_Your task_.
Search the material for "wget" and copy each line in which it is found.

_Data supplied_.
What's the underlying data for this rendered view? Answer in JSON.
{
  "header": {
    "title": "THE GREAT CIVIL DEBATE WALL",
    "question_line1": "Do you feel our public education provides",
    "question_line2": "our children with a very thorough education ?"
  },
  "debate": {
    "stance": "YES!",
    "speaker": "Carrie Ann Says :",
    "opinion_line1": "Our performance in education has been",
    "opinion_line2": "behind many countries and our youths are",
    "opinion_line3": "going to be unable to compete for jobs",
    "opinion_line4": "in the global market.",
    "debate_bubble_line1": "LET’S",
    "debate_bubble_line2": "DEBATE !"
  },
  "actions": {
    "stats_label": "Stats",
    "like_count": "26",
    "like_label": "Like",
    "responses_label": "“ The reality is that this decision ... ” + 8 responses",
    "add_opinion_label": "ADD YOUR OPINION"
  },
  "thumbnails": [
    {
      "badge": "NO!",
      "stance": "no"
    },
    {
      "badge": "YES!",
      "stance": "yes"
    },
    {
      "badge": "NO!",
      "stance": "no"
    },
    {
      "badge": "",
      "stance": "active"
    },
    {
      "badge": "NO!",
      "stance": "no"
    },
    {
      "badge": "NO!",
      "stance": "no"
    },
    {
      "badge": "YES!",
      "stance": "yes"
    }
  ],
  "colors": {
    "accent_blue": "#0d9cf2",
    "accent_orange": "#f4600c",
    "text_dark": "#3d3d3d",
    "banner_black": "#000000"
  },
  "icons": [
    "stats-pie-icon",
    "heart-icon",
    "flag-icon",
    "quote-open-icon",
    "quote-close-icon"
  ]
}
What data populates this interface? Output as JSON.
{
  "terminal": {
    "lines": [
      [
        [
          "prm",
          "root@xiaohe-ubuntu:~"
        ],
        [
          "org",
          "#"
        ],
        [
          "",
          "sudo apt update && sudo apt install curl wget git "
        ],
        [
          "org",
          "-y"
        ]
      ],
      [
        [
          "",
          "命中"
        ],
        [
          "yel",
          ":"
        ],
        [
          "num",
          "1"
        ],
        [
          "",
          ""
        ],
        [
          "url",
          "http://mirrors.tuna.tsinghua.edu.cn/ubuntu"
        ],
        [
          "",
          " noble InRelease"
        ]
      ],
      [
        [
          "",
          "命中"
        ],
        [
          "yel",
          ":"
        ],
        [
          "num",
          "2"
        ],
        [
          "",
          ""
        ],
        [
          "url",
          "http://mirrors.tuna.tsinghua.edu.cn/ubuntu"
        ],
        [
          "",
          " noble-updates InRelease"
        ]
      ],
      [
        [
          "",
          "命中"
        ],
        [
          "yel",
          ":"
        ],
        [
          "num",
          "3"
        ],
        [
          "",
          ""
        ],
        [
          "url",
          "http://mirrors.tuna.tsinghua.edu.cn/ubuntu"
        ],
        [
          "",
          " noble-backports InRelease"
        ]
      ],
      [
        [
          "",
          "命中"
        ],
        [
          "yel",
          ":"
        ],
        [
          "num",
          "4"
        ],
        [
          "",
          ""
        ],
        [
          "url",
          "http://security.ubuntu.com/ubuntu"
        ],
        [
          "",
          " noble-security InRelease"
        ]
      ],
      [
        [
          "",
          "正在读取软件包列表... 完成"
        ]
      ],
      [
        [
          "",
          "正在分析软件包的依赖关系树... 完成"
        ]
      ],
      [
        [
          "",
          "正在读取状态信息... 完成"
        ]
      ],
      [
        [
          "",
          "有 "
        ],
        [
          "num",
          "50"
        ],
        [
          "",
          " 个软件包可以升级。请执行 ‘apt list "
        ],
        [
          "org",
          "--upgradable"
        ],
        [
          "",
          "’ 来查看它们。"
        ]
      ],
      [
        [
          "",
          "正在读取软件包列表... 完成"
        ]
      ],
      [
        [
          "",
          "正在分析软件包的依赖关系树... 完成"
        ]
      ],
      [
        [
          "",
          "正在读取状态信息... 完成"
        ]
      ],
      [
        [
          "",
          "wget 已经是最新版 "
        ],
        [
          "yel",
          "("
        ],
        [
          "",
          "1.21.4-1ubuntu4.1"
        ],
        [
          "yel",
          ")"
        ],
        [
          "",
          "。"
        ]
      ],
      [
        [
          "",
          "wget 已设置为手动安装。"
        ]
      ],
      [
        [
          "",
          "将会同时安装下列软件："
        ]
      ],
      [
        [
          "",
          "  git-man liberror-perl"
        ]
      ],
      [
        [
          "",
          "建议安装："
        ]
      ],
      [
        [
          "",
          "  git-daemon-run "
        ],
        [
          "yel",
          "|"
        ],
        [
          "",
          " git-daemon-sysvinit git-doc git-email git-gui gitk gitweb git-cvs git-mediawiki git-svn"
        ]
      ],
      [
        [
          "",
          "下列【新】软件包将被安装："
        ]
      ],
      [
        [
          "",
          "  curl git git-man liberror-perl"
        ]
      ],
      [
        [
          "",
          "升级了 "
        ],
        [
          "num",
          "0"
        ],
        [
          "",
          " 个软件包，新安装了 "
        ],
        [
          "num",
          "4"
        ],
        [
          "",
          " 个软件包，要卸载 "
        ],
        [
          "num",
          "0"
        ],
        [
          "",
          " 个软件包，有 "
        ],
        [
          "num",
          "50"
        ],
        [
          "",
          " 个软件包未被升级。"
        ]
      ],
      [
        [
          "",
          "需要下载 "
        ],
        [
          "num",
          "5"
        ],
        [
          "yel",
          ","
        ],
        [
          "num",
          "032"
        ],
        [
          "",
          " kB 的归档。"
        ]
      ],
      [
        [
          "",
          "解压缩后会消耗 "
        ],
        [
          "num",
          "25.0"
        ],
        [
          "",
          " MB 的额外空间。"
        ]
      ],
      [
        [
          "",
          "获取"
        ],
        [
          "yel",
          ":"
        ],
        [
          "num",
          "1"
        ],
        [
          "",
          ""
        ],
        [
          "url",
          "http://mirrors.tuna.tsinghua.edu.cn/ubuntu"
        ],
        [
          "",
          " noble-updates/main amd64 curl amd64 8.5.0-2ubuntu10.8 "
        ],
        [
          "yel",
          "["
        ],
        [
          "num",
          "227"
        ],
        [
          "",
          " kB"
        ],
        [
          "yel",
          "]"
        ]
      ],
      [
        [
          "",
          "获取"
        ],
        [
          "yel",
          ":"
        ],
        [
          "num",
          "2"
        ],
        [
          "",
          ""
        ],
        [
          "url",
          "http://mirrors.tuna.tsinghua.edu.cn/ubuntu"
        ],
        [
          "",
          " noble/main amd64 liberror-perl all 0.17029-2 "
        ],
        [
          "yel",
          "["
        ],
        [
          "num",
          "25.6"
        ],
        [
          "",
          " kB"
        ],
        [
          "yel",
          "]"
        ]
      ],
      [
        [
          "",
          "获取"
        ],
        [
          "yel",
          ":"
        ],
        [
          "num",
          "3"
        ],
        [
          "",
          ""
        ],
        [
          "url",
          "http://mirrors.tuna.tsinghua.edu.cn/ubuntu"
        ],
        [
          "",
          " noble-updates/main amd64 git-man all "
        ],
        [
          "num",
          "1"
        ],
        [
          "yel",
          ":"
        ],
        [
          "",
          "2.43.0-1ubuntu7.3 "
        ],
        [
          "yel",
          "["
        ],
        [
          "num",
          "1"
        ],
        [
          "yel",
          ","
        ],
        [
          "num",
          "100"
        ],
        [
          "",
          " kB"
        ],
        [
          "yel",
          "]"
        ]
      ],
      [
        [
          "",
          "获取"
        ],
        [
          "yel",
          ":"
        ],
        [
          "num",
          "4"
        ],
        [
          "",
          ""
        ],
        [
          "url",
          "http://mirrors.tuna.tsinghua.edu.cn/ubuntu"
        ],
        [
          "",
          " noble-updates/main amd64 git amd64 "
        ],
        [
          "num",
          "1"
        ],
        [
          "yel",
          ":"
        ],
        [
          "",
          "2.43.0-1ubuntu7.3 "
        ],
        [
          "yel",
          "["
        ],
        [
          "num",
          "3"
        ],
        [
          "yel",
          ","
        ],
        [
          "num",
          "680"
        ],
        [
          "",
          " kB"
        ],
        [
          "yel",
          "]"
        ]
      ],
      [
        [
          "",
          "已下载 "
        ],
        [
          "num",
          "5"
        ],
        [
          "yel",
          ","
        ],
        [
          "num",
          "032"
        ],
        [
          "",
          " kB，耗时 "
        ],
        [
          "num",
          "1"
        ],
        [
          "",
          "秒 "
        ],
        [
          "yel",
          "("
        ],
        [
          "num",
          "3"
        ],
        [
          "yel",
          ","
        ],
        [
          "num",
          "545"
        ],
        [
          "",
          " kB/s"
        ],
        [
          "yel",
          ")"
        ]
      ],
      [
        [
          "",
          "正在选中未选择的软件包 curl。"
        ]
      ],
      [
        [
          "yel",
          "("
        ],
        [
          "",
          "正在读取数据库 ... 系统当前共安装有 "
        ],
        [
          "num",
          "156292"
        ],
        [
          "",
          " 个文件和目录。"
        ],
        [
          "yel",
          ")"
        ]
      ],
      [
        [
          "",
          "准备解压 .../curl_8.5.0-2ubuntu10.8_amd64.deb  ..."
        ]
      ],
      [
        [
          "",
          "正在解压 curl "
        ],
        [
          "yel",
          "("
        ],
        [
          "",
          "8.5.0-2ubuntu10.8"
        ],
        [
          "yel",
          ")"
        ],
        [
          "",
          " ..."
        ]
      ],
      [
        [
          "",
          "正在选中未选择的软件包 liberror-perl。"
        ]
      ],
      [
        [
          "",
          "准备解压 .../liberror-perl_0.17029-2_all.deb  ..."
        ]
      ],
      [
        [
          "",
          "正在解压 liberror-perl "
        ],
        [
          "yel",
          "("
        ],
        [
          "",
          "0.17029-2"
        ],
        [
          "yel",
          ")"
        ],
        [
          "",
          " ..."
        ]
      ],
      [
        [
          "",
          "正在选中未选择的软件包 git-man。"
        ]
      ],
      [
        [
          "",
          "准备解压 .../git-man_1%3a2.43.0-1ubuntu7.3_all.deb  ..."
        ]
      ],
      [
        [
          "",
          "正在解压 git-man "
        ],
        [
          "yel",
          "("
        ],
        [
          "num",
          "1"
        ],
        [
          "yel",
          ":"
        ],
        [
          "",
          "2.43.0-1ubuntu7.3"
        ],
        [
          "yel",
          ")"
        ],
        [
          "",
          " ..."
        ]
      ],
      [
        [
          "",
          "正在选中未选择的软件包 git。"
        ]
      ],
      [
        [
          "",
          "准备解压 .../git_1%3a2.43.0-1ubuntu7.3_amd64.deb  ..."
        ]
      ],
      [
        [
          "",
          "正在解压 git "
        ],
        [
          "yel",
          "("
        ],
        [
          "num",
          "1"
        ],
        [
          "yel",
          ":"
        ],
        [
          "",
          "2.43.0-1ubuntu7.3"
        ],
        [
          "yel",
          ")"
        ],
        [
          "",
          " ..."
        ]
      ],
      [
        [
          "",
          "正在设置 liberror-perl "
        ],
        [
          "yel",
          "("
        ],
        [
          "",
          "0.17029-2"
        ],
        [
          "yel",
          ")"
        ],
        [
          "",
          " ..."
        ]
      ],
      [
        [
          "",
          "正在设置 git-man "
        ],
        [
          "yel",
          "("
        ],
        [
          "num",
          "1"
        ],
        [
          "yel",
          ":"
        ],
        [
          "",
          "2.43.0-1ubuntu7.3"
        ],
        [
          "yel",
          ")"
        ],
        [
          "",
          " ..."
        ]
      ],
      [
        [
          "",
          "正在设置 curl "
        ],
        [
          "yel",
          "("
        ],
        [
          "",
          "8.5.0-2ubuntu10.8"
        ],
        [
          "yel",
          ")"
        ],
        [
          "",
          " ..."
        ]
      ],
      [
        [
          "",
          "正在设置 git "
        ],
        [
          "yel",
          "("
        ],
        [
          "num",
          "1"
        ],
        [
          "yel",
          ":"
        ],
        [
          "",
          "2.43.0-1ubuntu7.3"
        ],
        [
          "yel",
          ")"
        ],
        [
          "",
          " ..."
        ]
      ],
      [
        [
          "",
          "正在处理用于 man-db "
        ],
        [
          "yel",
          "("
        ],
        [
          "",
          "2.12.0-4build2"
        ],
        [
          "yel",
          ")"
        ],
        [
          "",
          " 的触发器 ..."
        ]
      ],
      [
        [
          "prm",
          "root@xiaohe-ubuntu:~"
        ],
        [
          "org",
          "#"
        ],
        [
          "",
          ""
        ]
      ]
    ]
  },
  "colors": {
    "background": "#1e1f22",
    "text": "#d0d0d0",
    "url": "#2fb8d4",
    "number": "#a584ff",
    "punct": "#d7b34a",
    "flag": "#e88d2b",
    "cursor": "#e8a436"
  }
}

_Exercise result_.
          "sudo apt update && sudo apt install curl wget git "
          "wget 已经是最新版 "
          "wget 已设置为手动安装。"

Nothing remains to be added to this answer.